The United Nations General Assembly passed a resolution on Tuesday calling for an immediate ceasefire in the war between Israel and Hamas.
Out of the 193 members of the world body, 153 voted in favor of the measure, which is not legally binding. The United States joined Israel and eight other countries in opposing the resolution. There were 23 abstentions.
Also voting against the resolution were Austria, Czechia, Guatemala, Liberia, Micronesia, Nauru, Papua New Guinea and Paraguay.
The resolution includes similar language to a U.N. Security Council resolution that failed to pass on Dec. 8 due to a U.S. veto.
It makes no mention of Hamas or the Oct. 7 massacre that triggered the war.
A draft proposal rejected by the UNGA would have included a paragraph stating that it “unequivocally rejects and condemns the heinous terrorist attacks by Hamas.” Another rejected resolution, introduced by Austria, would have added a demand for the immediate release of hostages held by Hamas.
During the General Assembly meeting ahead of the vote, Israel’s U.N. Ambassador Gilad Erdan held up a sign with the phone number of the Hamas offices in Gaza and asked members to call terrorist leader Yahya Sinwar if they wanted the fighting to stop.
“If you want a real ceasefire, call the Hamas offices in Gaza and ask for Yahya Sinwar. Tell him that when Hamas lays down its weapons, turns itself in and returns all the hostages, then there will be a real ceasefire that will last forever,” said Erdan.

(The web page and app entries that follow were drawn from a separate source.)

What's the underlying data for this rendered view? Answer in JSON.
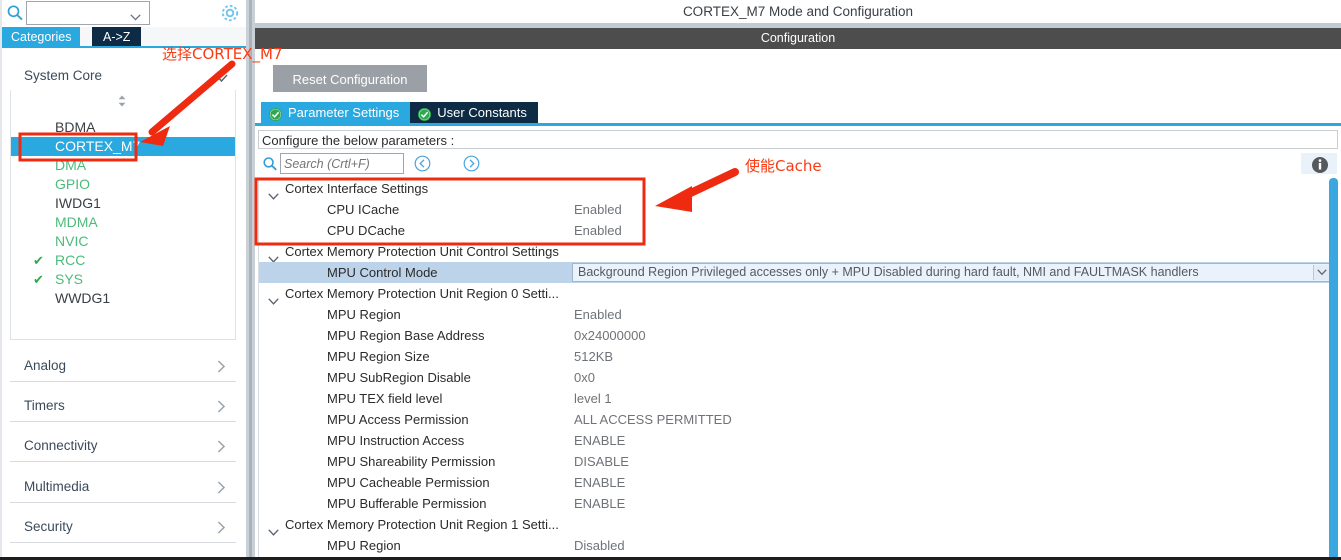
{
  "left": {
    "search": {
      "value": "",
      "placeholder": ""
    },
    "gear_icon": "gear-icon",
    "tabs": [
      {
        "id": "categories",
        "label": "Categories",
        "active": true
      },
      {
        "id": "a-to-z",
        "label": "A->Z",
        "active": false
      }
    ],
    "groups": [
      {
        "id": "system-core",
        "label": "System Core",
        "expanded": true
      },
      {
        "id": "analog",
        "label": "Analog",
        "expanded": false
      },
      {
        "id": "timers",
        "label": "Timers",
        "expanded": false
      },
      {
        "id": "connectivity",
        "label": "Connectivity",
        "expanded": false
      },
      {
        "id": "multimedia",
        "label": "Multimedia",
        "expanded": false
      },
      {
        "id": "security",
        "label": "Security",
        "expanded": false
      }
    ],
    "system_core_items": [
      {
        "label": "BDMA",
        "state": "dark",
        "check": false,
        "selected": false
      },
      {
        "label": "CORTEX_M7",
        "state": "sel",
        "check": false,
        "selected": true
      },
      {
        "label": "DMA",
        "state": "green",
        "check": false,
        "selected": false
      },
      {
        "label": "GPIO",
        "state": "green",
        "check": false,
        "selected": false
      },
      {
        "label": "IWDG1",
        "state": "dark",
        "check": false,
        "selected": false
      },
      {
        "label": "MDMA",
        "state": "green",
        "check": false,
        "selected": false
      },
      {
        "label": "NVIC",
        "state": "green",
        "check": false,
        "selected": false
      },
      {
        "label": "RCC",
        "state": "green",
        "check": true,
        "selected": false
      },
      {
        "label": "SYS",
        "state": "green",
        "check": true,
        "selected": false
      },
      {
        "label": "WWDG1",
        "state": "dark",
        "check": false,
        "selected": false
      }
    ]
  },
  "right": {
    "window_title": "CORTEX_M7 Mode and Configuration",
    "configuration_bar": "Configuration",
    "reset_button": "Reset Configuration",
    "tabs": [
      {
        "id": "parameter-settings",
        "label": "Parameter Settings",
        "active": true
      },
      {
        "id": "user-constants",
        "label": "User Constants",
        "active": false
      }
    ],
    "configure_note": "Configure the below parameters :",
    "search": {
      "value": "",
      "placeholder": "Search (Crtl+F)"
    },
    "nav_prev_icon": "circle-left-arrow-icon",
    "nav_next_icon": "circle-right-arrow-icon",
    "info_icon": "info-icon",
    "rows": [
      {
        "type": "group",
        "name": "Cortex Interface Settings",
        "value": "",
        "selected": false
      },
      {
        "type": "param",
        "name": "CPU ICache",
        "value": "Enabled",
        "selected": false
      },
      {
        "type": "param",
        "name": "CPU DCache",
        "value": "Enabled",
        "selected": false
      },
      {
        "type": "group",
        "name": "Cortex Memory Protection Unit Control Settings",
        "value": "",
        "selected": false
      },
      {
        "type": "combo",
        "name": "MPU Control Mode",
        "value": "Background Region Privileged accesses only + MPU Disabled during hard fault, NMI and FAULTMASK handlers",
        "selected": true
      },
      {
        "type": "group",
        "name": "Cortex Memory Protection Unit Region 0 Setti...",
        "value": "",
        "selected": false
      },
      {
        "type": "param",
        "name": "MPU Region",
        "value": "Enabled",
        "selected": false
      },
      {
        "type": "param",
        "name": "MPU Region Base Address",
        "value": "0x24000000",
        "selected": false
      },
      {
        "type": "param",
        "name": "MPU Region Size",
        "value": "512KB",
        "selected": false
      },
      {
        "type": "param",
        "name": "MPU SubRegion Disable",
        "value": "0x0",
        "selected": false
      },
      {
        "type": "param",
        "name": "MPU TEX field level",
        "value": "level 1",
        "selected": false
      },
      {
        "type": "param",
        "name": "MPU Access Permission",
        "value": "ALL ACCESS PERMITTED",
        "selected": false
      },
      {
        "type": "param",
        "name": "MPU Instruction Access",
        "value": "ENABLE",
        "selected": false
      },
      {
        "type": "param",
        "name": "MPU Shareability Permission",
        "value": "DISABLE",
        "selected": false
      },
      {
        "type": "param",
        "name": "MPU Cacheable Permission",
        "value": "ENABLE",
        "selected": false
      },
      {
        "type": "param",
        "name": "MPU Bufferable  Permission",
        "value": "ENABLE",
        "selected": false
      },
      {
        "type": "group",
        "name": "Cortex Memory Protection Unit Region 1 Setti...",
        "value": "",
        "selected": false
      },
      {
        "type": "param",
        "name": "MPU Region",
        "value": "Disabled",
        "selected": false
      }
    ]
  },
  "annotations": [
    {
      "id": "select-cortex",
      "text": "选择CORTEX_M7",
      "color": "#fb3b14"
    },
    {
      "id": "enable-cache",
      "text": "使能Cache",
      "color": "#fb3b14"
    }
  ],
  "colors": {
    "accent_blue": "#29a9e0",
    "tab_dark": "#0d2b45",
    "annotation_red": "#fb3b14",
    "green_peripheral": "#4dbb7a",
    "check_green": "#2fa84f",
    "config_bar": "#4d4d4d",
    "row_select": "#bcd3e9"
  }
}
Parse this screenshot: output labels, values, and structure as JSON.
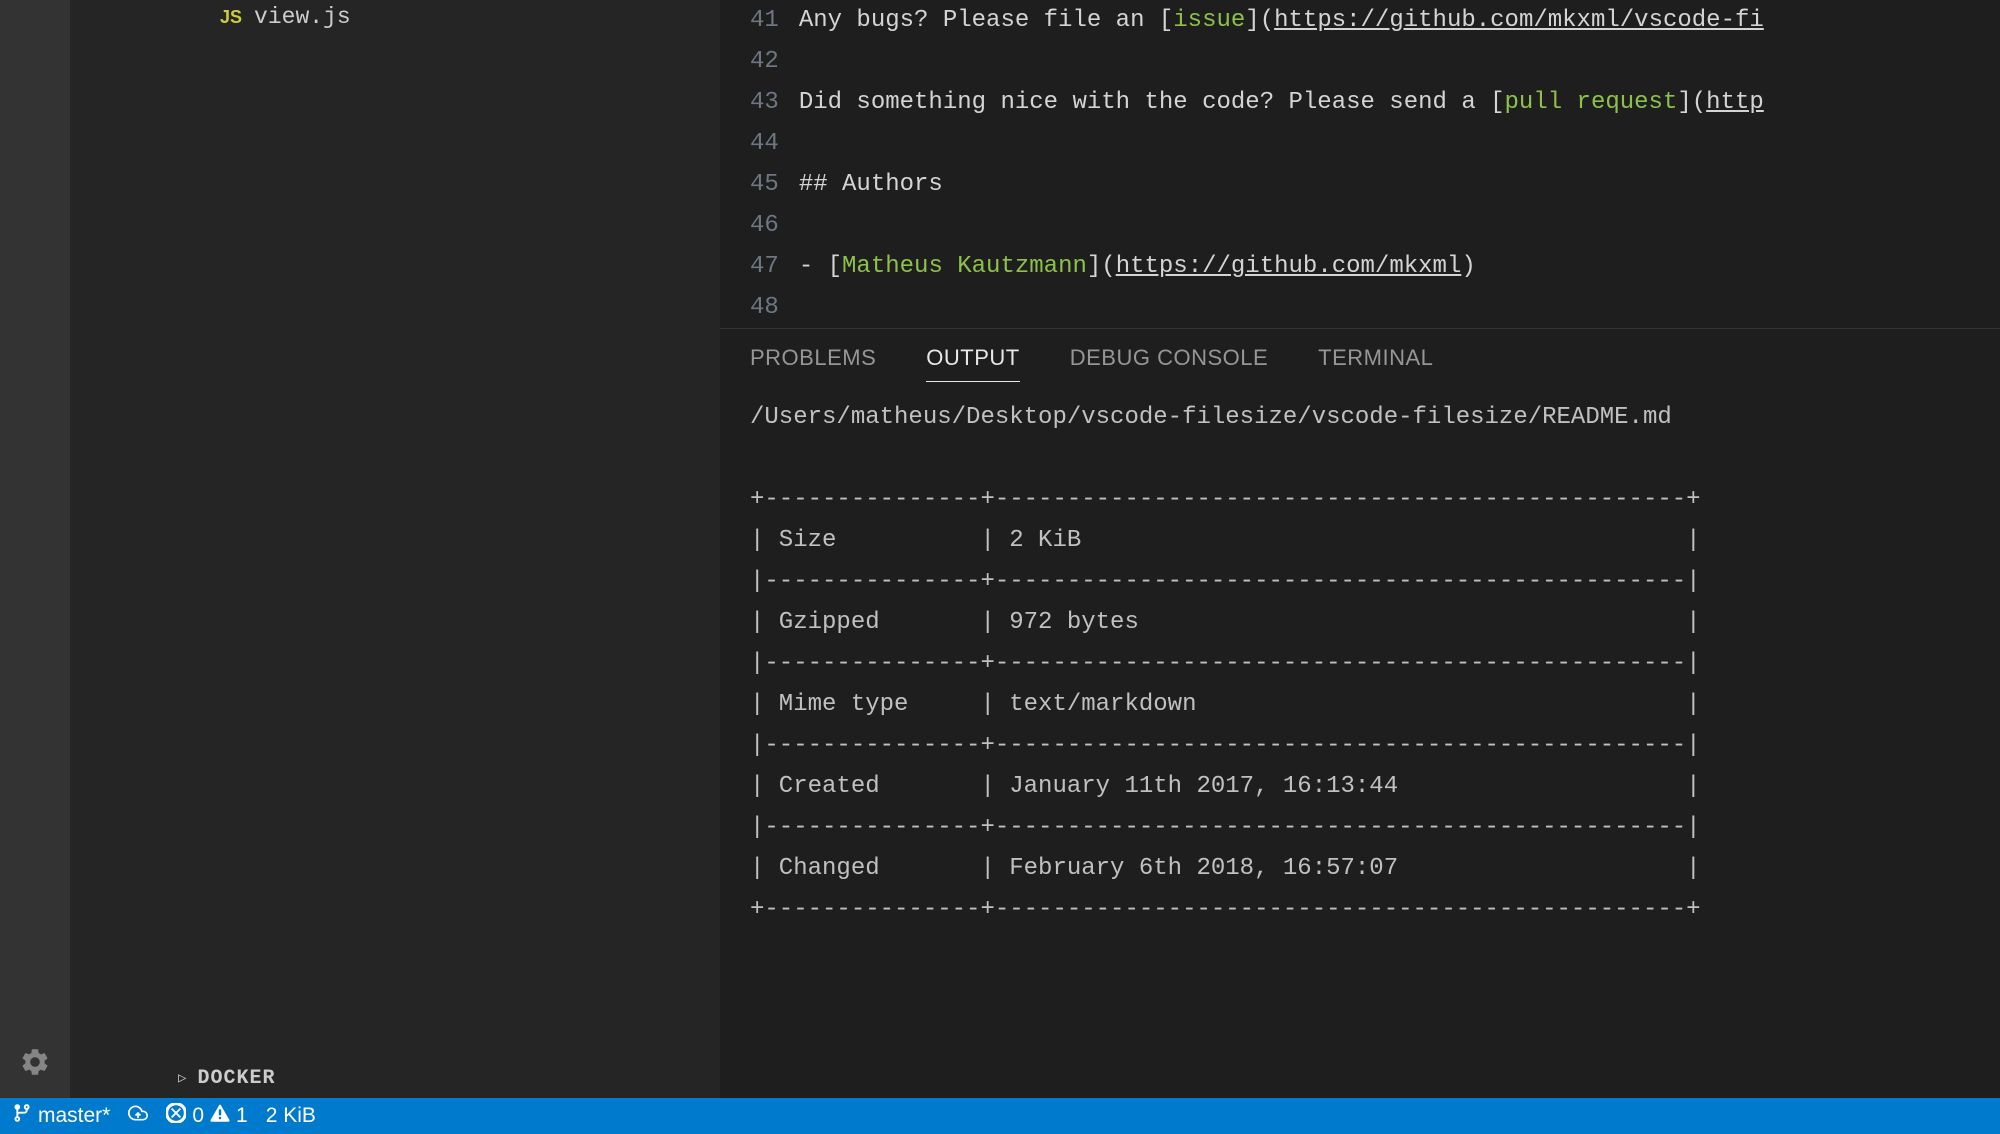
{
  "sidebar": {
    "file": {
      "icon_label": "JS",
      "name": "view.js"
    },
    "docker_label": "DOCKER"
  },
  "editor": {
    "lines": [
      {
        "num": "41",
        "segments": [
          {
            "t": "Any bugs? Please file an [",
            "c": "plain"
          },
          {
            "t": "issue",
            "c": "link-text"
          },
          {
            "t": "](",
            "c": "plain"
          },
          {
            "t": "https://github.com/mkxml/vscode-fi",
            "c": "link-url"
          }
        ]
      },
      {
        "num": "42",
        "segments": []
      },
      {
        "num": "43",
        "segments": [
          {
            "t": "Did something nice with the code? Please send a [",
            "c": "plain"
          },
          {
            "t": "pull request",
            "c": "link-text"
          },
          {
            "t": "](",
            "c": "plain"
          },
          {
            "t": "http",
            "c": "link-url"
          }
        ]
      },
      {
        "num": "44",
        "segments": []
      },
      {
        "num": "45",
        "segments": [
          {
            "t": "## Authors",
            "c": "heading"
          }
        ]
      },
      {
        "num": "46",
        "segments": []
      },
      {
        "num": "47",
        "segments": [
          {
            "t": "- [",
            "c": "plain"
          },
          {
            "t": "Matheus Kautzmann",
            "c": "link-text"
          },
          {
            "t": "](",
            "c": "plain"
          },
          {
            "t": "https://github.com/mkxml",
            "c": "link-url"
          },
          {
            "t": ")",
            "c": "plain"
          }
        ]
      },
      {
        "num": "48",
        "segments": []
      }
    ]
  },
  "panel": {
    "tabs": [
      "PROBLEMS",
      "OUTPUT",
      "DEBUG CONSOLE",
      "TERMINAL"
    ],
    "active_tab": 1,
    "output_path": "/Users/matheus/Desktop/vscode-filesize/vscode-filesize/README.md",
    "table_rows": [
      {
        "k": "Size",
        "v": "2 KiB"
      },
      {
        "k": "Gzipped",
        "v": "972 bytes"
      },
      {
        "k": "Mime type",
        "v": "text/markdown"
      },
      {
        "k": "Created",
        "v": "January 11th 2017, 16:13:44"
      },
      {
        "k": "Changed",
        "v": "February 6th 2018, 16:57:07"
      }
    ]
  },
  "statusbar": {
    "branch": "master*",
    "errors": "0",
    "warnings": "1",
    "filesize": "2 KiB"
  }
}
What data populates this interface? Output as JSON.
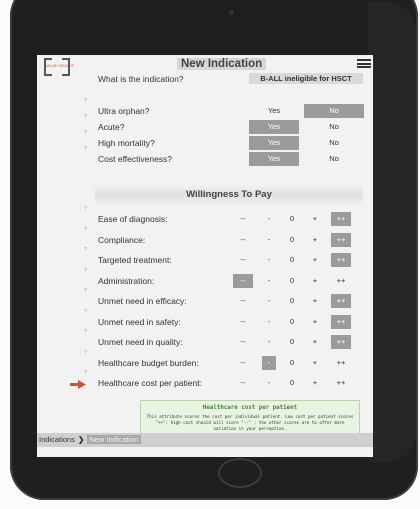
{
  "app": {
    "logo_text": "VALUE INSIGHT",
    "title": "New Indication"
  },
  "indication": {
    "question": "What is the indication?",
    "value": "B-ALL ineligible for HSCT"
  },
  "binary_questions": [
    {
      "label": "Ultra orphan?",
      "yes": "Yes",
      "no": "No",
      "selected": "No"
    },
    {
      "label": "Acute?",
      "yes": "Yes",
      "no": "No",
      "selected": "Yes"
    },
    {
      "label": "High mortality?",
      "yes": "Yes",
      "no": "No",
      "selected": "Yes"
    },
    {
      "label": "Cost effectiveness?",
      "yes": "Yes",
      "no": "No",
      "selected": "Yes"
    }
  ],
  "wtp": {
    "title": "Willingness To Pay",
    "scale": [
      "--",
      "-",
      "0",
      "+",
      "++"
    ],
    "rows": [
      {
        "label": "Ease of diagnosis:",
        "selected": 4
      },
      {
        "label": "Compliance:",
        "selected": 4
      },
      {
        "label": "Targeted treatment:",
        "selected": 4
      },
      {
        "label": "Administration:",
        "selected": 0
      },
      {
        "label": "Unmet need in efficacy:",
        "selected": 4
      },
      {
        "label": "Unmet need in safety:",
        "selected": 4
      },
      {
        "label": "Unmet need in quality:",
        "selected": 4
      },
      {
        "label": "Healthcare budget burden:",
        "selected": 1
      },
      {
        "label": "Healthcare cost per patient:",
        "selected": -1
      }
    ]
  },
  "tooltip": {
    "title": "Healthcare cost per patient",
    "body": "This attribute scores the cost per individual patient. Low cost per patient scores \"++\"; high cost should will score \"--\" ; the other scores are to offer more variation in your perception."
  },
  "breadcrumb": {
    "home": "Indications",
    "separator": "❯",
    "current": "New Indication"
  },
  "colors": {
    "selected": "#9b9b9b",
    "arrow": "#c9553e",
    "tooltip_bg": "#e8f4e1"
  }
}
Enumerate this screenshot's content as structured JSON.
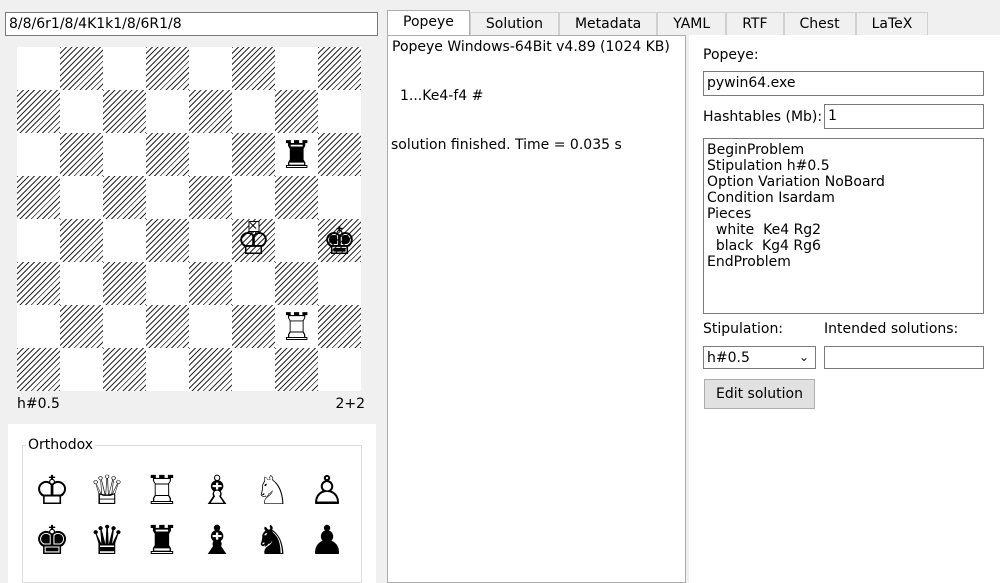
{
  "fen_input": "8/8/6r1/8/4K1k1/8/6R1/8",
  "board": {
    "stipulation": "h#0.5",
    "piece_count": "2+2",
    "rows": [
      [
        "",
        "",
        "",
        "",
        "",
        "",
        "",
        ""
      ],
      [
        "",
        "",
        "",
        "",
        "",
        "",
        "",
        ""
      ],
      [
        "",
        "",
        "",
        "",
        "",
        "",
        "♜",
        ""
      ],
      [
        "",
        "",
        "",
        "",
        "",
        "",
        "",
        ""
      ],
      [
        "",
        "",
        "",
        "",
        "",
        "♔",
        "",
        "♚"
      ],
      [
        "",
        "",
        "",
        "",
        "",
        "",
        "",
        ""
      ],
      [
        "",
        "",
        "",
        "",
        "",
        "",
        "♖",
        ""
      ],
      [
        "",
        "",
        "",
        "",
        "",
        "",
        "",
        ""
      ]
    ]
  },
  "palette": {
    "label": "Orthodox",
    "white": [
      "♔",
      "♕",
      "♖",
      "♗",
      "♘",
      "♙"
    ],
    "black": [
      "♚",
      "♛",
      "♜",
      "♝",
      "♞",
      "♟"
    ]
  },
  "tabs": [
    "Popeye",
    "Solution",
    "Metadata",
    "YAML",
    "RTF",
    "Chest",
    "LaTeX"
  ],
  "output": {
    "line1": "Popeye Windows-64Bit v4.89 (1024 KB)",
    "line2": "1...Ke4-f4 #",
    "line3": "solution finished. Time = 0.035 s"
  },
  "settings": {
    "popeye_label": "Popeye:",
    "popeye_value": "pywin64.exe",
    "hashtables_label": "Hashtables (Mb):",
    "hashtables_value": "1",
    "problem_text": [
      "BeginProblem",
      "Stipulation h#0.5",
      "Option Variation NoBoard",
      "Condition Isardam",
      "Pieces",
      "  white  Ke4 Rg2",
      "  black  Kg4 Rg6",
      "EndProblem"
    ],
    "stipulation_label": "Stipulation:",
    "stipulation_value": "h#0.5",
    "intended_label": "Intended solutions:",
    "intended_value": "",
    "edit_button": "Edit solution"
  }
}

“No piece of paper, especially one that is adopted by a biased, politicized majority, will prevent Israel from defending itself against those who seek our destruction. Israel is fighting a war for her future. There is not a single member state here that would act differently in a similar situation,” he continued.